**TASK BRIEF**
Every line containing the word "value" is to be copied from the data below.

Entries from a dataset of interfaces
============
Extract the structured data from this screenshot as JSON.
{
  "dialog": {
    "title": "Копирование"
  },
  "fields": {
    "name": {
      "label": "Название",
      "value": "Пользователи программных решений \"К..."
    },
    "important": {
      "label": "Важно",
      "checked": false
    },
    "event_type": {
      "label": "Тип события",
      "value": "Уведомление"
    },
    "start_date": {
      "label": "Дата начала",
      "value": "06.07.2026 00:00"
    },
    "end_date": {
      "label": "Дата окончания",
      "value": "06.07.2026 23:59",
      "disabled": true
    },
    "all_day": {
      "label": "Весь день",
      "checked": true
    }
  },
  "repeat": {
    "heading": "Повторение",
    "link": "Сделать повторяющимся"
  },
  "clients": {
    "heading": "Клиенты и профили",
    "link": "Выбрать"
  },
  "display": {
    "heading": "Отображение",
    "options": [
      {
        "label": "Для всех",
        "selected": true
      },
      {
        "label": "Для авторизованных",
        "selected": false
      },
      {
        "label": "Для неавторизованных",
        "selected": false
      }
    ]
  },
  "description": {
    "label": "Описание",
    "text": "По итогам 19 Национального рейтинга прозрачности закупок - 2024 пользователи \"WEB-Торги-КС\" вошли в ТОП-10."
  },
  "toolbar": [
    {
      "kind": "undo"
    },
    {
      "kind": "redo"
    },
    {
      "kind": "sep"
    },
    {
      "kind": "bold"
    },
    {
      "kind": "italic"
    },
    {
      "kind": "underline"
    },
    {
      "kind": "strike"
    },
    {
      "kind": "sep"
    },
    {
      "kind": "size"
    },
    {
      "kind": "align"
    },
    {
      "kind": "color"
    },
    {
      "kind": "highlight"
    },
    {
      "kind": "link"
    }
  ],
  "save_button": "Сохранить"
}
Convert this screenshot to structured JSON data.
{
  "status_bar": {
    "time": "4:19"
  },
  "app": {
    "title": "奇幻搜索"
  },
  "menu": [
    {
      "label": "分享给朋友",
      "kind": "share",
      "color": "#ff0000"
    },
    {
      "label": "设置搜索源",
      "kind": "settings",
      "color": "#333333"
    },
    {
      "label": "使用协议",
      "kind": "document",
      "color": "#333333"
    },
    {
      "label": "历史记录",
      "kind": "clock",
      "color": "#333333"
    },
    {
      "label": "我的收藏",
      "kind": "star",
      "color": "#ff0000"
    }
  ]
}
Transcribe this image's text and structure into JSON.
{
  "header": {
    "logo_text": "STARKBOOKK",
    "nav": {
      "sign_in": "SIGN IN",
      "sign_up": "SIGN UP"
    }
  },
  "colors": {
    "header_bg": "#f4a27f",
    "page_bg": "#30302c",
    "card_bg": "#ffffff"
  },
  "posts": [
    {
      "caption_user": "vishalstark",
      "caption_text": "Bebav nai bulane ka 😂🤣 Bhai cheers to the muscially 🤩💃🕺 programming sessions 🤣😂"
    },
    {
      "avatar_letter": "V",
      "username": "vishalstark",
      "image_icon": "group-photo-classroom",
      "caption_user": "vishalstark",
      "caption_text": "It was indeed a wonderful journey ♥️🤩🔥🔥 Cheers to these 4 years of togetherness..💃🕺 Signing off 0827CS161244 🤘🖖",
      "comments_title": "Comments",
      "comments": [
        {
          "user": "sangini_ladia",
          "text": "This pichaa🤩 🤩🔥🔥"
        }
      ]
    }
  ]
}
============
**OUTPUT OF THE TASK**
      "value": "Пользователи программных решений \"К..."
      "value": "Уведомление"
      "value": "06.07.2026 00:00"
      "value": "06.07.2026 23:59",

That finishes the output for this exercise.